Living With Limitations:
Just a Bit More
Over my thirty-plus years of gardening there has been plants that continued to hold a special place on my Lust-List. I would chase one down, make a purchase and transplant it to my garden, mark it from the list and then find myself adding it back to the list. Sometimes I simply eliminated the plant from my list, making the decision there was no need to kill another. Another special plant would give me one or two good years and then decline until one spring I went out and found the plant was no longer with me. Some did not make it that far: I was growing more frustration than perennials.
Just a Bit More Effort
Over time many of the “problem plants” began to fall into a category in my mind. As usual it was the gardener who was the problem, and not the perennial. Almost all reached back to the most basic of garden rules of: locate a plant where it needs to be and not necessarily where you want it. When reading descriptions and individual plant needs for a particular plant on my Lust-List I was remembering what I wanted to remember on plant needs. If a plant description of needs said something like “Appreciates consistent extra moisture, but will perform without it” guess which part remained in my mind. Yep, “will perform without extra moisture.” Perhaps in some gardens, but mostly not so much in my garden.
The plants that I now had notations beside in my Lust-List became a future special project. My “technical difficulties” in health caused the project to put but on hold for I could no longer do the carrying and digging. Then along came a volunteer who wanted to give me a hand with the project. With his assistance, (well, actually he did all the manual labor), supplies and tools were carried into the garden, stones moved forming an overall outline, bags became layers to mix.
The new bed is at the junction of two paths, roughly teardrop in shape, and is the tip of a larger bed, all outlined by aged stones with the appearance of being nibbled and bored by rock worms. It is located on the north side of a hill and has sun/shade mix with sun traveling across the bed. A base of mixed coarse sand and granite grit mixed with native soil was layered with a bag of unmilled sphagnum peat and mixed. Then two bags of peat moss that were mixed with the previous, followed by bags of pine bark mulch and more peat. All received a final mixing until it filled up the inside of the stones raising above soil level. I wanted an area holding extra consistent moisture, but not a soupy bog. Then a bit of patience waiting for it all to be rained upon and settled.
I have decided to go for drama in this bed since there are so many choices available in foliage textures and colors as well as blooms. My overall concept is for a primary play of foliage. Assembling my special plants for this special bed the first thing I realized was I had more plants than space.

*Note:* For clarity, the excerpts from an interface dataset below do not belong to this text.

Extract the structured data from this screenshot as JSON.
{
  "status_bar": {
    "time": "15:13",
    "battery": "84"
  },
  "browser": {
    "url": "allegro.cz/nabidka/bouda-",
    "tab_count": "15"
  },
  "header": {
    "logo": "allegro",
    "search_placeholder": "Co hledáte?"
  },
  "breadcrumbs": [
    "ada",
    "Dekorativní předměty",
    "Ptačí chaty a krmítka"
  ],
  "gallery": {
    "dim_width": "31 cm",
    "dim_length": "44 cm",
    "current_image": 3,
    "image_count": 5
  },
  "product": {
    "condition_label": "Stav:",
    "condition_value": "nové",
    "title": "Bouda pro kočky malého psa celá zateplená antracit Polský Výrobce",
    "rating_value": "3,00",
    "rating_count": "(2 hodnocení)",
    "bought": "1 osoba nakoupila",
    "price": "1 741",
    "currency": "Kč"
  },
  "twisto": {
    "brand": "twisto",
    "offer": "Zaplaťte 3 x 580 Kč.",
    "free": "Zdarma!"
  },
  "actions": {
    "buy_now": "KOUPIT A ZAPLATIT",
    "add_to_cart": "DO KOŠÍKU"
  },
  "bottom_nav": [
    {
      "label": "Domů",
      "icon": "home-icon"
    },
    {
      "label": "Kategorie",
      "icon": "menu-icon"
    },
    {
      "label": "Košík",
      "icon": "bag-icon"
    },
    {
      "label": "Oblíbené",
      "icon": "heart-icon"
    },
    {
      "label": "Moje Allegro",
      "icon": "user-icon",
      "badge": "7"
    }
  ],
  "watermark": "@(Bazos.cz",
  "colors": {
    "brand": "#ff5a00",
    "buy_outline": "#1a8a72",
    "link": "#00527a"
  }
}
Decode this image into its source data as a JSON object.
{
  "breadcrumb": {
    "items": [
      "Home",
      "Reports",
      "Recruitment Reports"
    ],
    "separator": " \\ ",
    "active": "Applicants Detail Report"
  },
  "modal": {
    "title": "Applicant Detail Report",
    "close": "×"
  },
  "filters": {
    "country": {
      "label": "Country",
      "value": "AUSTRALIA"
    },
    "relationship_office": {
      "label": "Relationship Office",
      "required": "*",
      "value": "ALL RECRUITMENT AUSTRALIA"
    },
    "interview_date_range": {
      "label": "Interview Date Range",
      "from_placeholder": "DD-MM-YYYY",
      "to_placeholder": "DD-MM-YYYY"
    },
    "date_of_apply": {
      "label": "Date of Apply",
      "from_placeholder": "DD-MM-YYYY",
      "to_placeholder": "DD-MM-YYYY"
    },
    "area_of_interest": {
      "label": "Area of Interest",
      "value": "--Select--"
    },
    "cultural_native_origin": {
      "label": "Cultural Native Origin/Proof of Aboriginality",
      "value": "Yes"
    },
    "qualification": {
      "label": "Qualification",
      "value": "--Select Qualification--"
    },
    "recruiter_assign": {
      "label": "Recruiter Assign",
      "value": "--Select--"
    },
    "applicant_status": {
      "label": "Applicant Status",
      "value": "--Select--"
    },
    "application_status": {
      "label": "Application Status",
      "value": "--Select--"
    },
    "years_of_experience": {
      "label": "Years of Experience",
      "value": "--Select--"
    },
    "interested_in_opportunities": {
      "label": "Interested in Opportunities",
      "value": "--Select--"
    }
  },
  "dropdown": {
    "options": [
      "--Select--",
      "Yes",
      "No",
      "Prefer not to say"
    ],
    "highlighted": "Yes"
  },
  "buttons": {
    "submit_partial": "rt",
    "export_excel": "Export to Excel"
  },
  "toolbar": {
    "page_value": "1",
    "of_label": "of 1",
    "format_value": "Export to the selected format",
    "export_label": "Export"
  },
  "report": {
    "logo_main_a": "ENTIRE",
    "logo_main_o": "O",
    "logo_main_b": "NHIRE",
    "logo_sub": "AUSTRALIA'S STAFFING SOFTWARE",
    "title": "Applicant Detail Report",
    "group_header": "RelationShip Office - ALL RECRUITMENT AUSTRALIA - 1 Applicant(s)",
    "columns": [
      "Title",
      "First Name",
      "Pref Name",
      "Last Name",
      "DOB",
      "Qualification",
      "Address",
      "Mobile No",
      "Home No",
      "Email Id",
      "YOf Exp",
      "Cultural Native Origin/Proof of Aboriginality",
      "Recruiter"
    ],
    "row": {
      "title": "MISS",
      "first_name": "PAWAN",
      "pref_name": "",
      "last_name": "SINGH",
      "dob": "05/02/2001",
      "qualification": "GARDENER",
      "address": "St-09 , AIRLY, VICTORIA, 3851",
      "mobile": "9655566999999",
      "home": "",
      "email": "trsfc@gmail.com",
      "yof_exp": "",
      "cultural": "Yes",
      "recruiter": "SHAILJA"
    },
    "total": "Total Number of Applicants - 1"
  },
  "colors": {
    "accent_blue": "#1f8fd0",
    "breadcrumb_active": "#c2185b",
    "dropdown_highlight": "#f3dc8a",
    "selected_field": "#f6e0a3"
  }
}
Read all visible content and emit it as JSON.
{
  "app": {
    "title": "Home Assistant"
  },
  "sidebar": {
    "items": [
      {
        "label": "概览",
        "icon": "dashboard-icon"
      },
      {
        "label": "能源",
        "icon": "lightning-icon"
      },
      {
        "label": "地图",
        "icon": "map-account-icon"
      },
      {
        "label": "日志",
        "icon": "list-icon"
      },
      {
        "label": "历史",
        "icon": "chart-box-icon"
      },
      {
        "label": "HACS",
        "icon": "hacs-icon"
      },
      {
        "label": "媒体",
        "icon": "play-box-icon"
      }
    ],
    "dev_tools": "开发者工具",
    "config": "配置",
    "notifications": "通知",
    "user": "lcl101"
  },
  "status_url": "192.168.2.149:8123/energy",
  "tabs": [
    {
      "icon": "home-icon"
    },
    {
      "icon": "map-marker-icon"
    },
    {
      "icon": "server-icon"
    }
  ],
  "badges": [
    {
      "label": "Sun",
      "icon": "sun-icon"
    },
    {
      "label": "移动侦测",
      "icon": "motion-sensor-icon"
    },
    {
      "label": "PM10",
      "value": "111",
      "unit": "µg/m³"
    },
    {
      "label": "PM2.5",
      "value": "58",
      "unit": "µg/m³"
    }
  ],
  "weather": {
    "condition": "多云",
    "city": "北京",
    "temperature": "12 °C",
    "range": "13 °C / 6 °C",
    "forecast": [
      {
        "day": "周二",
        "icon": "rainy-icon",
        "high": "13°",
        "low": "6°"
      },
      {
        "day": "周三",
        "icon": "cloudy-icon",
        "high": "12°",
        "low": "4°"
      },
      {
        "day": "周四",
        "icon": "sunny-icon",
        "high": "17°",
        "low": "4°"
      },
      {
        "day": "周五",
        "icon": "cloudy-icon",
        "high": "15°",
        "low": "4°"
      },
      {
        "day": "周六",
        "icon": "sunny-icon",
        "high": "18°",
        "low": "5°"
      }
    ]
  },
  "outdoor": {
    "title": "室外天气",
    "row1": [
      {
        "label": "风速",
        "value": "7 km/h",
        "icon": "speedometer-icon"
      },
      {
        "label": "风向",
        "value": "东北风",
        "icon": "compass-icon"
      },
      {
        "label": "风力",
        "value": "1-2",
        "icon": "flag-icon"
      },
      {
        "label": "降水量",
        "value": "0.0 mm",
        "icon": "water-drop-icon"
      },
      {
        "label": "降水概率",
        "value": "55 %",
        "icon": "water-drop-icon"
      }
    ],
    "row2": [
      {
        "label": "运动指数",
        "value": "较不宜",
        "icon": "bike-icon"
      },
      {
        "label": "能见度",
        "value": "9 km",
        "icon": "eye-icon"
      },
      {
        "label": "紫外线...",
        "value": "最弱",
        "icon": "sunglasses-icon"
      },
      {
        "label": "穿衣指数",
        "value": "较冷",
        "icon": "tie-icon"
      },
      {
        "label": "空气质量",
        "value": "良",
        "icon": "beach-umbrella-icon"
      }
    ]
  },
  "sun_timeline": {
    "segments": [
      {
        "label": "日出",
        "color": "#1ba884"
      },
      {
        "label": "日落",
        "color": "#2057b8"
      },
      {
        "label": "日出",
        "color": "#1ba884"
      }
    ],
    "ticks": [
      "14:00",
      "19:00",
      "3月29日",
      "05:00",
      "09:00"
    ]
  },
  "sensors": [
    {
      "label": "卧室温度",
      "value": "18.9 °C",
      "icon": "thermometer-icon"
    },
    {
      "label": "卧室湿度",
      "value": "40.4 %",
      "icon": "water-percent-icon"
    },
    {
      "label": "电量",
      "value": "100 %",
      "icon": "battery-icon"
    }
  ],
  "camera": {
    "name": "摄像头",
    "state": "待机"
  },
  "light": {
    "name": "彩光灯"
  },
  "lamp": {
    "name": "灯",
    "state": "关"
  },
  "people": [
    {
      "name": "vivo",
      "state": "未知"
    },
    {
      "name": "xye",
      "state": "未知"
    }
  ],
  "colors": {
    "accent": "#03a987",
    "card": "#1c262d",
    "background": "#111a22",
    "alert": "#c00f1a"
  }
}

Aralia cordata “Gotemba” is a large herbaceous perennial that resembles a shrub dying back to the ground each winter. If I transplanted it to the new bed and it reached full potential of 5 feet across and 8 feet tall not much space would remain for my other beauties. To solve that one I dug a hole, mixed soil well with peat, compost, and soil conditioner locating the golden foliage showpiece outside the bed at the tip of the tear. If it only reached half its potential in height and width I will be content.
The bed is 5 feet at widest point by 9 feet length: what would you transplant next if it were in your garden?
I have completed my new bed, but want to hear your choice. Next blog I will describe the plants I used.